Dr. John Cairney wears many hats. He’s a professor in the kinesiology and physical education faculty at the University of Toronto, as well as director of the Infant and Child Health Lab at both U of T and McMaster University in Hamilton, Ont. He’s also the chair of Sport for Life’s research group for physical literacy.
It’s safe to say Cairney is an expert on the role physical activity plays in the health of children.
Active for Life editor-in-chief Richard Monette talked with Cairney about how he defines physical literacy, why he believes it’s just as important as other forms of literacy for overall child health and development, and how to help kids become physically literate.

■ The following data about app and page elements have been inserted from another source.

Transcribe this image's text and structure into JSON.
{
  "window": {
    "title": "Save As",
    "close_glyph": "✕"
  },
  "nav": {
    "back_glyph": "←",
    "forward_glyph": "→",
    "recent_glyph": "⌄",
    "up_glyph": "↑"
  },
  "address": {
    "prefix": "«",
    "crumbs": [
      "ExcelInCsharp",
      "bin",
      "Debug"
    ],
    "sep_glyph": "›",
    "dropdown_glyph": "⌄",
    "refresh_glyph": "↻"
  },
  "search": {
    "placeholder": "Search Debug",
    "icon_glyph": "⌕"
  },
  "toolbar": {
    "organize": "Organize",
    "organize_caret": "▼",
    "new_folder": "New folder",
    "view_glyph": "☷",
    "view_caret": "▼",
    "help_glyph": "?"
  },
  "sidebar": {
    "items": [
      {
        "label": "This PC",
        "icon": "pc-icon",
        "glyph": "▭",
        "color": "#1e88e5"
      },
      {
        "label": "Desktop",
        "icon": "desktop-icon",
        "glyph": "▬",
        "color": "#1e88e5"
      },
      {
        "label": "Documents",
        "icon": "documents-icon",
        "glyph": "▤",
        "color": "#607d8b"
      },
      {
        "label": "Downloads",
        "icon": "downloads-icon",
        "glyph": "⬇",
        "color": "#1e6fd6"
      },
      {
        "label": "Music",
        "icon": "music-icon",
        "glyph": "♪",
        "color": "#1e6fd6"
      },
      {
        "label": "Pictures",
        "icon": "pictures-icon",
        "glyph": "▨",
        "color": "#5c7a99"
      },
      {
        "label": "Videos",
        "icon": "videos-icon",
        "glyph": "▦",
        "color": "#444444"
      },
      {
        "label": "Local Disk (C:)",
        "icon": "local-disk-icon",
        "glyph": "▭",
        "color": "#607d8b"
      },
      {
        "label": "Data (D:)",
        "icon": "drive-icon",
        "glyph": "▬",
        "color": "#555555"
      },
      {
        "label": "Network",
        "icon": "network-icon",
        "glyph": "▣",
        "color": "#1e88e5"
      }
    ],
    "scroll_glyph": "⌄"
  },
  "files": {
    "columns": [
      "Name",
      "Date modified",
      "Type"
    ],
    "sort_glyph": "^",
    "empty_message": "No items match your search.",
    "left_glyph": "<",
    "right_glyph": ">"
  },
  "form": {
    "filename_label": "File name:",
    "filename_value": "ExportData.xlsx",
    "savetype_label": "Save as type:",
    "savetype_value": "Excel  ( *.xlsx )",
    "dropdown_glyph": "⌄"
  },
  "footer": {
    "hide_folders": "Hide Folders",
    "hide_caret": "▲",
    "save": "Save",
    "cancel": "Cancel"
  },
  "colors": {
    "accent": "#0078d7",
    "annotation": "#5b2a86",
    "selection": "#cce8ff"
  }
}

As Cairney puts it, “We don’t just drop a book in a child’s lap and say, ‘Here you go, learn to read.’ We support their development and their reading habits and give them the tools that they need in order to be effective readers. In physical activity, we often sometimes assume that children just naturally have the skills that they need in order to be physically active, and we know from the research that that’s simply not true.”